▶ Exercise: Bring together all lines from the listing below that contain the string "sequestration".

▶ Data for analysis:
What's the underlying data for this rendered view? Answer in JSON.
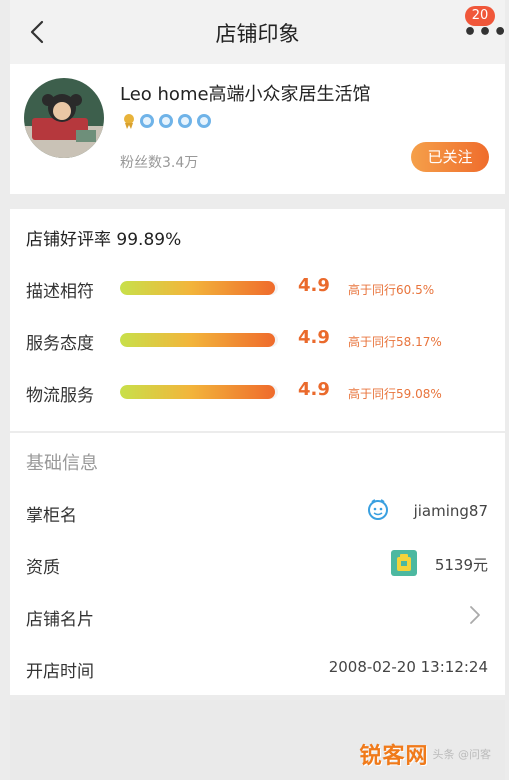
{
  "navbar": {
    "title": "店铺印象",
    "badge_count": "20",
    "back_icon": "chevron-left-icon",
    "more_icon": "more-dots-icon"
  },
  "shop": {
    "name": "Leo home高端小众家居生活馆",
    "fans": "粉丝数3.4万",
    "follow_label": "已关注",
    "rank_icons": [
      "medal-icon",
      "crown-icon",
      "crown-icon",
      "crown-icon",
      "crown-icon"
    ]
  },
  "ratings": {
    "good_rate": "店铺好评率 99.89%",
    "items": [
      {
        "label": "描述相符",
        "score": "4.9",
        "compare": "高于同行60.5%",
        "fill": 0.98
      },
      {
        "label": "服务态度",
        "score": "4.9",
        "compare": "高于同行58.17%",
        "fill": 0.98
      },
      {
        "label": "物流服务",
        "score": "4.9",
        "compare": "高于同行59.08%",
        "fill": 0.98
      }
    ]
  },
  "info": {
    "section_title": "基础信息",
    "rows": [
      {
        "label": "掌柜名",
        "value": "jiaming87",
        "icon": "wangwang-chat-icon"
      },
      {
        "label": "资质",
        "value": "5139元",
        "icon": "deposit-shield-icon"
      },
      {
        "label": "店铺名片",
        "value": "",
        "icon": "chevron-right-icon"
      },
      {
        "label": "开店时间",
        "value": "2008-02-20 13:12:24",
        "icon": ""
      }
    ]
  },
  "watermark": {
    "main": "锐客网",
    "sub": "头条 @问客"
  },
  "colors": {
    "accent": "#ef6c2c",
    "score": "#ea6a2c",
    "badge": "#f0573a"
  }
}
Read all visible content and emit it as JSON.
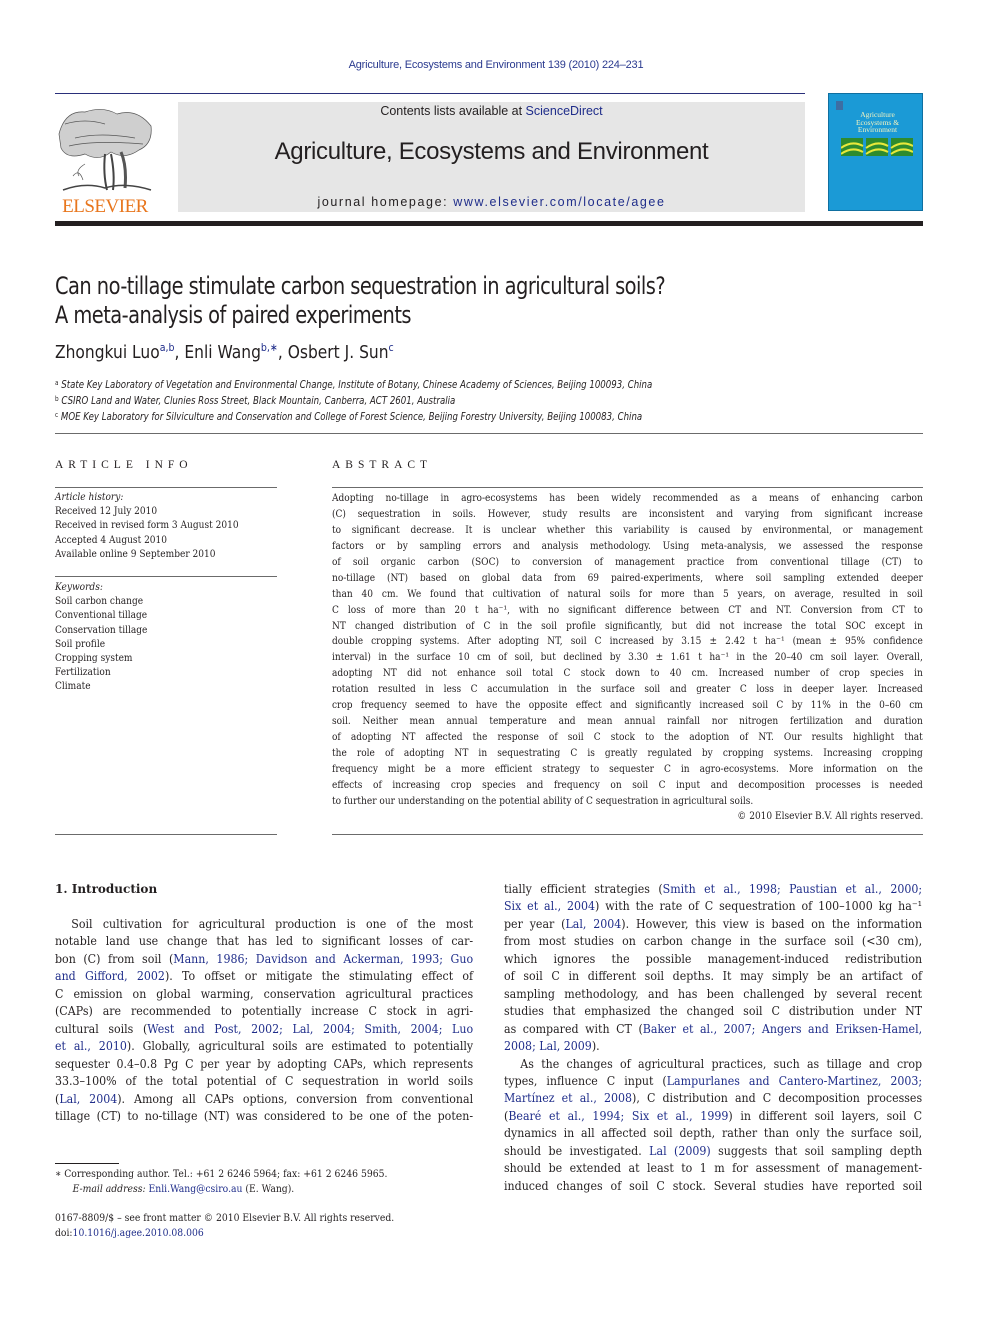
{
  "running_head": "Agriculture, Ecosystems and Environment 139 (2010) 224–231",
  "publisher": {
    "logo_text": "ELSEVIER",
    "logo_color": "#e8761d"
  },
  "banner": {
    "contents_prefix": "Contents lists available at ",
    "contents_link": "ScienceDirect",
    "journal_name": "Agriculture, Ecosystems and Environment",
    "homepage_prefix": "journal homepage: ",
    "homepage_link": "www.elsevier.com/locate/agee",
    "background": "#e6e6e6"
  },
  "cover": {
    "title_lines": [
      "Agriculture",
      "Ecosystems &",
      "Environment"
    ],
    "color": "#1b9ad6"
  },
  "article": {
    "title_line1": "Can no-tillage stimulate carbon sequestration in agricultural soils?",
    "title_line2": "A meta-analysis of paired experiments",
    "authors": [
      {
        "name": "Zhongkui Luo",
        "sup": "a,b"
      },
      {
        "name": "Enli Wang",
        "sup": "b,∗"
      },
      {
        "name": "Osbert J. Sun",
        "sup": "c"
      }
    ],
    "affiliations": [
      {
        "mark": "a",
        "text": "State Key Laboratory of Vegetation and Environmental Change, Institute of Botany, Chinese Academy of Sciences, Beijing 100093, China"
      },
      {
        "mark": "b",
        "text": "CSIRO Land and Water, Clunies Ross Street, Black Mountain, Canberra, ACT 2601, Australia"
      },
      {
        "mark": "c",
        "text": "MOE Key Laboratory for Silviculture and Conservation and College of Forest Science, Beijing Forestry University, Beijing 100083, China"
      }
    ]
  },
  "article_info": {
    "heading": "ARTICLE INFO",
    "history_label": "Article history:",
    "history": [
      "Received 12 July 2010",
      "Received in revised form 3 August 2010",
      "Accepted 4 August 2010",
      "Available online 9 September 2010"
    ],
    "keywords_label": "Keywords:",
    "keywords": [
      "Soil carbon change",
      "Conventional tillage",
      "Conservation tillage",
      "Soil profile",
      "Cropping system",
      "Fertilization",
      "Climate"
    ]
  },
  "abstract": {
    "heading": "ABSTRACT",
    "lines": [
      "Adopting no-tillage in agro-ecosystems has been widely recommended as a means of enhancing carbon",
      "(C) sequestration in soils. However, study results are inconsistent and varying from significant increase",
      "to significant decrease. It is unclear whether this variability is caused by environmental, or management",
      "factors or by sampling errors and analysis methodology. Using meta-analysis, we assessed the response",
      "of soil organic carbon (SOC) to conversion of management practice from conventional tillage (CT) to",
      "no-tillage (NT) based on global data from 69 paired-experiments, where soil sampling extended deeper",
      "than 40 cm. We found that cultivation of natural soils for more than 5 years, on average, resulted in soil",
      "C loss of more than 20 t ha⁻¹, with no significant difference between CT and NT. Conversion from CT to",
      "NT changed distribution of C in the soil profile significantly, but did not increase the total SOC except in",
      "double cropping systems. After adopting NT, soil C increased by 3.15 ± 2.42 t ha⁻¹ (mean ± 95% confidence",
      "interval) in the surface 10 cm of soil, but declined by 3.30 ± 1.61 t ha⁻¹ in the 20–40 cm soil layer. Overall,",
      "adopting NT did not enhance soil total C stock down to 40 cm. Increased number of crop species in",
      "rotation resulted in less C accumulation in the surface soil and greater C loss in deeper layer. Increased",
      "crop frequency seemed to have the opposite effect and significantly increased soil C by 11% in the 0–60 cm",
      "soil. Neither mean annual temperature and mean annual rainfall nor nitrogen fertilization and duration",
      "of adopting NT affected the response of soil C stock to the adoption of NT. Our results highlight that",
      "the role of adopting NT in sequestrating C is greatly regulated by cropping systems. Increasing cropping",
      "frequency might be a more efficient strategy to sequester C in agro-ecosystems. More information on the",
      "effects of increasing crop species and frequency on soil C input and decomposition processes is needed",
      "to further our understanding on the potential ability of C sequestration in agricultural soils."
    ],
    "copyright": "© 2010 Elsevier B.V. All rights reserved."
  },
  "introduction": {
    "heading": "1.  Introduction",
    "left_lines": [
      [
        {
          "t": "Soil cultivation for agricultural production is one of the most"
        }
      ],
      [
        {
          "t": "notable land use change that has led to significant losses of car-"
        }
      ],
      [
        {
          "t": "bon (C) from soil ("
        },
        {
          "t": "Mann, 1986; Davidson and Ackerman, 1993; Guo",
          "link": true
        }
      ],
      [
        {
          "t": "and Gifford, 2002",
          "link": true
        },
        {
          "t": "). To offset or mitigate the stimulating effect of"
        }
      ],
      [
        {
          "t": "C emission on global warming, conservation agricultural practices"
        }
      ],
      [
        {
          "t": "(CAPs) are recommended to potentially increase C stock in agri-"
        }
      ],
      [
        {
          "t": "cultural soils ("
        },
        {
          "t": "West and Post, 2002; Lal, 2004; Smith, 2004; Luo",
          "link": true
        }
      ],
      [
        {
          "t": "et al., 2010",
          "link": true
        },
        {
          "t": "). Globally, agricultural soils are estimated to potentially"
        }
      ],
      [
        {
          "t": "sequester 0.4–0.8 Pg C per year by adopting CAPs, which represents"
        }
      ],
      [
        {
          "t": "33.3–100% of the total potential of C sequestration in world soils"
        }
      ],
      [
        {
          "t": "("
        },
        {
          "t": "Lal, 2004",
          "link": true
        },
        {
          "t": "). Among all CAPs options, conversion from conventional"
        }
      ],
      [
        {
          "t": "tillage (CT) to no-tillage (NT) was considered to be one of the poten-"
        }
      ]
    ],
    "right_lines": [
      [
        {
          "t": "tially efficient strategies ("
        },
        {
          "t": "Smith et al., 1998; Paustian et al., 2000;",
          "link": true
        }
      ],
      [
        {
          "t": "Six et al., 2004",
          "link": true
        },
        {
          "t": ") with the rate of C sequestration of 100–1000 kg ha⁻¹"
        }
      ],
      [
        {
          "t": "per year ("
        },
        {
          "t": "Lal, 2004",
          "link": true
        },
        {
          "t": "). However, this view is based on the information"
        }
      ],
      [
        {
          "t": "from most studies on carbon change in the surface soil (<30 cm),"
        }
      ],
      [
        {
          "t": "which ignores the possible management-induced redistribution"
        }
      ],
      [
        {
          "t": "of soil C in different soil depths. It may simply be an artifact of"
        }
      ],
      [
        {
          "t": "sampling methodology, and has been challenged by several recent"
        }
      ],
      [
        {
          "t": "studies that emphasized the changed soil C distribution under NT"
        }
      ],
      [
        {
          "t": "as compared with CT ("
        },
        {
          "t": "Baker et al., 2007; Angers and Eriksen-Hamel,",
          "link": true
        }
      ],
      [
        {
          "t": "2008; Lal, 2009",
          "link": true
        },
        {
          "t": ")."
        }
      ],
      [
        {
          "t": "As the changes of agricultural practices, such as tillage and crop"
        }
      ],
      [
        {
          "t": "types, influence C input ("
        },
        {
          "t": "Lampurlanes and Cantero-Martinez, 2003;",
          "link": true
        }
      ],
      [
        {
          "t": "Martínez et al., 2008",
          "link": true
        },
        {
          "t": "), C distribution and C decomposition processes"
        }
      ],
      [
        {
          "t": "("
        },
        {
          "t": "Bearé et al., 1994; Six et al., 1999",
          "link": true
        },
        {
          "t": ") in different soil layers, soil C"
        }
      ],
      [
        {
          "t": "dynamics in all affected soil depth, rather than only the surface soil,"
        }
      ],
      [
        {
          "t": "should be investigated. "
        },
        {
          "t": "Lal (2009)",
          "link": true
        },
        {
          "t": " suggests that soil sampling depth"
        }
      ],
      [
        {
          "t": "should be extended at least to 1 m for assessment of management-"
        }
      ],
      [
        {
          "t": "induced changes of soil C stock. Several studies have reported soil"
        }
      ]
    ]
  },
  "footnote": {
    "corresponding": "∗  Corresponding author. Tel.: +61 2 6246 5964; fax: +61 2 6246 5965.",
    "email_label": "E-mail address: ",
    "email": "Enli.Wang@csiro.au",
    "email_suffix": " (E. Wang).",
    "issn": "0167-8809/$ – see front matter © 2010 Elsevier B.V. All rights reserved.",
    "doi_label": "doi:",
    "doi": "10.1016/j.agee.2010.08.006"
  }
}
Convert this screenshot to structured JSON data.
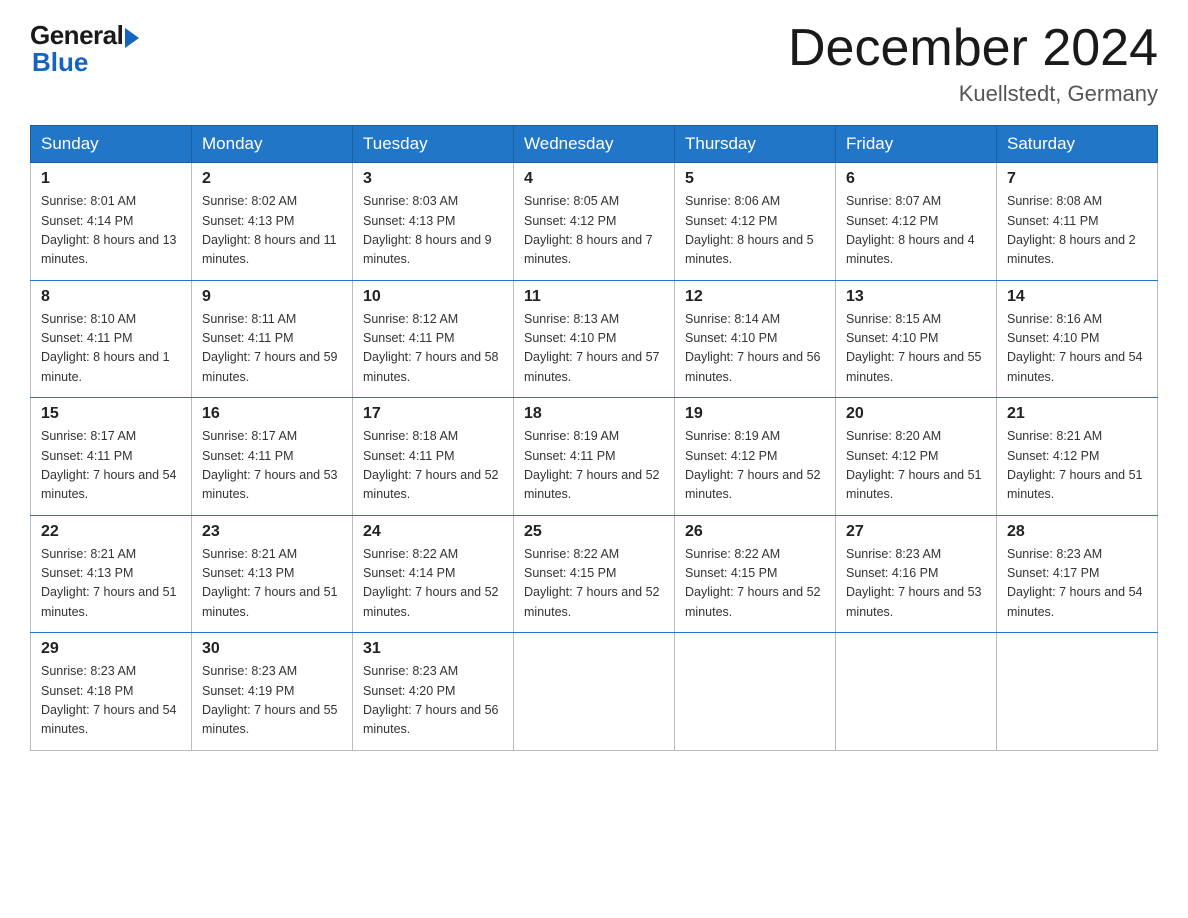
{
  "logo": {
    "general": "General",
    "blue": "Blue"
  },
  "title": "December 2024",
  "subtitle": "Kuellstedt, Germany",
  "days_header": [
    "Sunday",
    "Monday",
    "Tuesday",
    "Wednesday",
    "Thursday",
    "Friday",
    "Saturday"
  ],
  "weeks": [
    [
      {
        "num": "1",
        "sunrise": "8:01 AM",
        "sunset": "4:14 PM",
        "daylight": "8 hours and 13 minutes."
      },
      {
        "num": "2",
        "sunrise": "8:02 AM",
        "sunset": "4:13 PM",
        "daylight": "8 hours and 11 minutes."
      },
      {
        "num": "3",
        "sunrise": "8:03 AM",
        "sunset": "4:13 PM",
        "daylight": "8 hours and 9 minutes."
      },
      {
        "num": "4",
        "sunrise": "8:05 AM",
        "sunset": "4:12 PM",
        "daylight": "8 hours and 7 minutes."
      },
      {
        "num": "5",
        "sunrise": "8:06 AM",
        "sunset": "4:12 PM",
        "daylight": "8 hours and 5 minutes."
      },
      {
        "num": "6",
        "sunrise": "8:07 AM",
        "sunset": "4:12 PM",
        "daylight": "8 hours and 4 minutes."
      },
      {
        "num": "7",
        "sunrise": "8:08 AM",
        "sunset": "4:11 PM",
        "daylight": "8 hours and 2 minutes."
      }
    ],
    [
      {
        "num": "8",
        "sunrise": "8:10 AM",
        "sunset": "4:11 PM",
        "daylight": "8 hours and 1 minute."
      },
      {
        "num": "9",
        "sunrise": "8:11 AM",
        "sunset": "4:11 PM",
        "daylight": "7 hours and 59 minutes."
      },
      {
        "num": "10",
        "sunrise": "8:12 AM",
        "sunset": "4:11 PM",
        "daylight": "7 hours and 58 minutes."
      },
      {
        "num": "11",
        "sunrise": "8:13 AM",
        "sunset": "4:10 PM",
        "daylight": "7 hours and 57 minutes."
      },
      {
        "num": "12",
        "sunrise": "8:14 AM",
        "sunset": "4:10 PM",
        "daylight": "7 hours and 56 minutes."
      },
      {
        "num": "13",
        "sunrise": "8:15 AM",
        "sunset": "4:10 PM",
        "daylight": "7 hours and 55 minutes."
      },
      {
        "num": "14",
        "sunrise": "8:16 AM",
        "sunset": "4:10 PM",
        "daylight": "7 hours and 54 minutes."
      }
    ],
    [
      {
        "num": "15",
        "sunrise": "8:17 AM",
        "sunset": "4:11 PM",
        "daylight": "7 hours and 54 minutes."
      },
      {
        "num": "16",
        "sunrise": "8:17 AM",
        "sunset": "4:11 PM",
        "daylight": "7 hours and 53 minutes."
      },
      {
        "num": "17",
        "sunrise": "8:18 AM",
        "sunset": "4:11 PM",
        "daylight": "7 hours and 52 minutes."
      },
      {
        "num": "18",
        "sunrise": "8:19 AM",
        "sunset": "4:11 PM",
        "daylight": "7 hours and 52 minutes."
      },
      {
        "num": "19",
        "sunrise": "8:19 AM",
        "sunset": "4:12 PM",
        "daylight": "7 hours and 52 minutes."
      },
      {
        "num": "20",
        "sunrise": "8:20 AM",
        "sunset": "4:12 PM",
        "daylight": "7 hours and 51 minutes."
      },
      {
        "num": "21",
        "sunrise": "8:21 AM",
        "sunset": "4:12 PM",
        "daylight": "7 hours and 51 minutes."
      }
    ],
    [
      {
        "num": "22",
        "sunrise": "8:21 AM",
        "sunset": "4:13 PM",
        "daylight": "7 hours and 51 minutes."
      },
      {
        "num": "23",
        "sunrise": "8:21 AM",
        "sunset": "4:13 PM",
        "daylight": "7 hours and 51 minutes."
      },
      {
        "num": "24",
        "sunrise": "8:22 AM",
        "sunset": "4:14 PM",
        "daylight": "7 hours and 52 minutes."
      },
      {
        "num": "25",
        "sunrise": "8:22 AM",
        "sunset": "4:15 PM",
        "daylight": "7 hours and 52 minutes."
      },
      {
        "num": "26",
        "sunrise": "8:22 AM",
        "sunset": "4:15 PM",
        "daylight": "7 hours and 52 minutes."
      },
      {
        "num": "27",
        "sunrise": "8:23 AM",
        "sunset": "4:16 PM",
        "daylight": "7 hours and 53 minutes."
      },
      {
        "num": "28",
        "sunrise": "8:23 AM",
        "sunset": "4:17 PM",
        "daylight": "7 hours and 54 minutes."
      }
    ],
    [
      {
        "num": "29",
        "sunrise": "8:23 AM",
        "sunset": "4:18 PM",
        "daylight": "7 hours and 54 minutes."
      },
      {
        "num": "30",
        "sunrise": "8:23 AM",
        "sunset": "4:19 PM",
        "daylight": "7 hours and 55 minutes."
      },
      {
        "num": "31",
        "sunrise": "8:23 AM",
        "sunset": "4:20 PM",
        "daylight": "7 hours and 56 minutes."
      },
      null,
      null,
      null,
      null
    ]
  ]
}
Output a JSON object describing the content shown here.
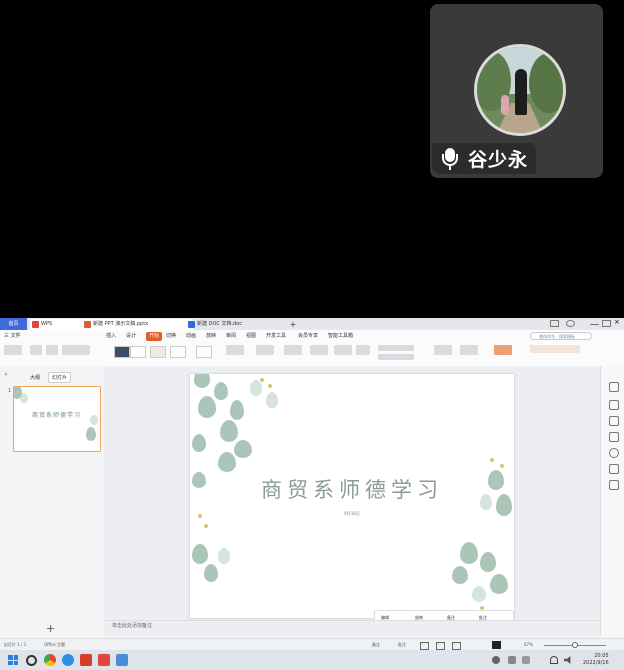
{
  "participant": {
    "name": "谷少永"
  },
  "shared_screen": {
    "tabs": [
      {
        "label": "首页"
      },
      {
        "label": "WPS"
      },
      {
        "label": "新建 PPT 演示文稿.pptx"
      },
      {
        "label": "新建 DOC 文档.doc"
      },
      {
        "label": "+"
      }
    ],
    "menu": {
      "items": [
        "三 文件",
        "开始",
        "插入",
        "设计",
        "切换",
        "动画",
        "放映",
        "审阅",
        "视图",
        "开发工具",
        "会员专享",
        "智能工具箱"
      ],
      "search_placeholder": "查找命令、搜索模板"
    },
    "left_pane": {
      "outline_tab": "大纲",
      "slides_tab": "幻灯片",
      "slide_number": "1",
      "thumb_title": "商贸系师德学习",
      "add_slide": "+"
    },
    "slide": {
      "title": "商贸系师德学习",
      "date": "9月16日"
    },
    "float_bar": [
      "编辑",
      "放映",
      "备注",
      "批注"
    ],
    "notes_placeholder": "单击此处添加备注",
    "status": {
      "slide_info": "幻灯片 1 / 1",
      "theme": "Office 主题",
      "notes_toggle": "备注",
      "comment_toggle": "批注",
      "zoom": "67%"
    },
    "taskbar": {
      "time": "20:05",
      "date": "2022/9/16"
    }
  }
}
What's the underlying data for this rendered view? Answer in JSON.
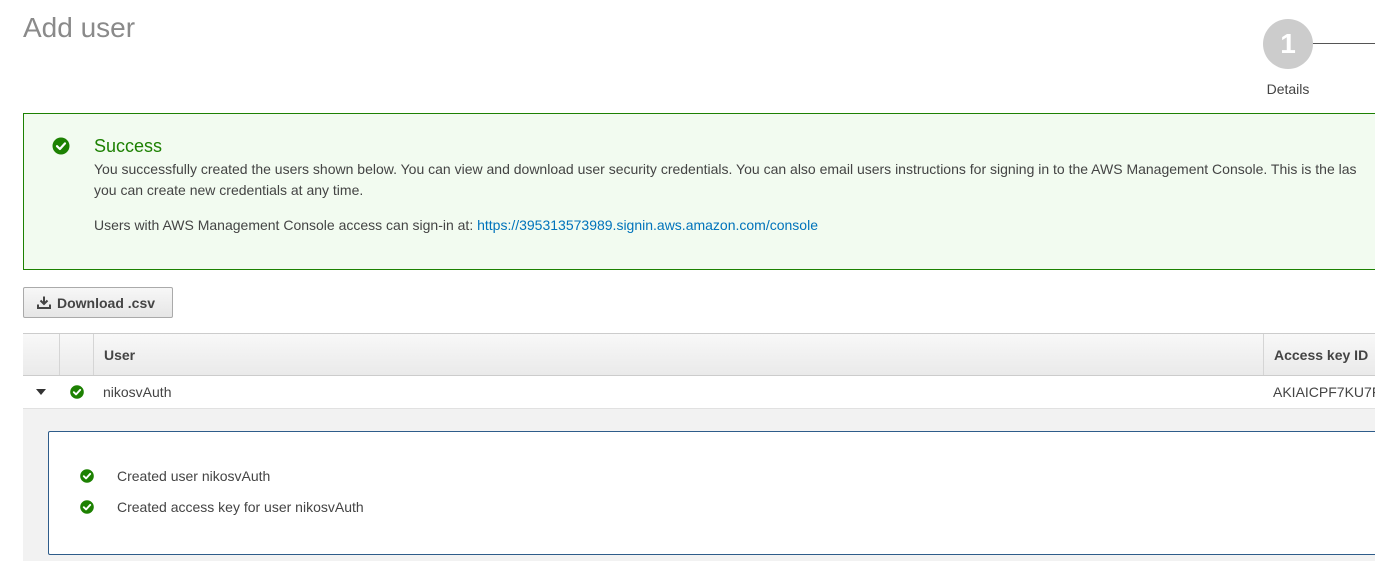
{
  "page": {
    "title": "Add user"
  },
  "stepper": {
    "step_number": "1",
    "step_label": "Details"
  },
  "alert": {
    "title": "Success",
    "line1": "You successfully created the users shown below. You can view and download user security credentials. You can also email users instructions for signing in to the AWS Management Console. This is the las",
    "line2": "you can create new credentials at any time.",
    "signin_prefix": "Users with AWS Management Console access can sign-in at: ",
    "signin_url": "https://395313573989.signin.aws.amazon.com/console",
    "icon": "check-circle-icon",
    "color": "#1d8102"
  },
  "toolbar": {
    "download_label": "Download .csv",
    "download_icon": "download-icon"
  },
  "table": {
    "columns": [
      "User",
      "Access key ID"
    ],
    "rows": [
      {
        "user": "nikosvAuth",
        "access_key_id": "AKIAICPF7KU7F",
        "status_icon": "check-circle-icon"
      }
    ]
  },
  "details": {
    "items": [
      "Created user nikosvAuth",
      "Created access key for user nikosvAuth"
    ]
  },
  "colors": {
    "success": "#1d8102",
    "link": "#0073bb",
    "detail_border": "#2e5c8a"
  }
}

▶ Written answer:
    "title_line1": "Can no-tillage stimulate carbon sequestration in agricultural soils?",
      "(C) sequestration in soils. However, study results are inconsistent and varying from significant increase",
      "to further our understanding on the potential ability of C sequestration in agricultural soils."
          "t": "33.3–100% of the total potential of C sequestration in world soils"
          "t": ") with the rate of C sequestration of 100–1000 kg ha⁻¹"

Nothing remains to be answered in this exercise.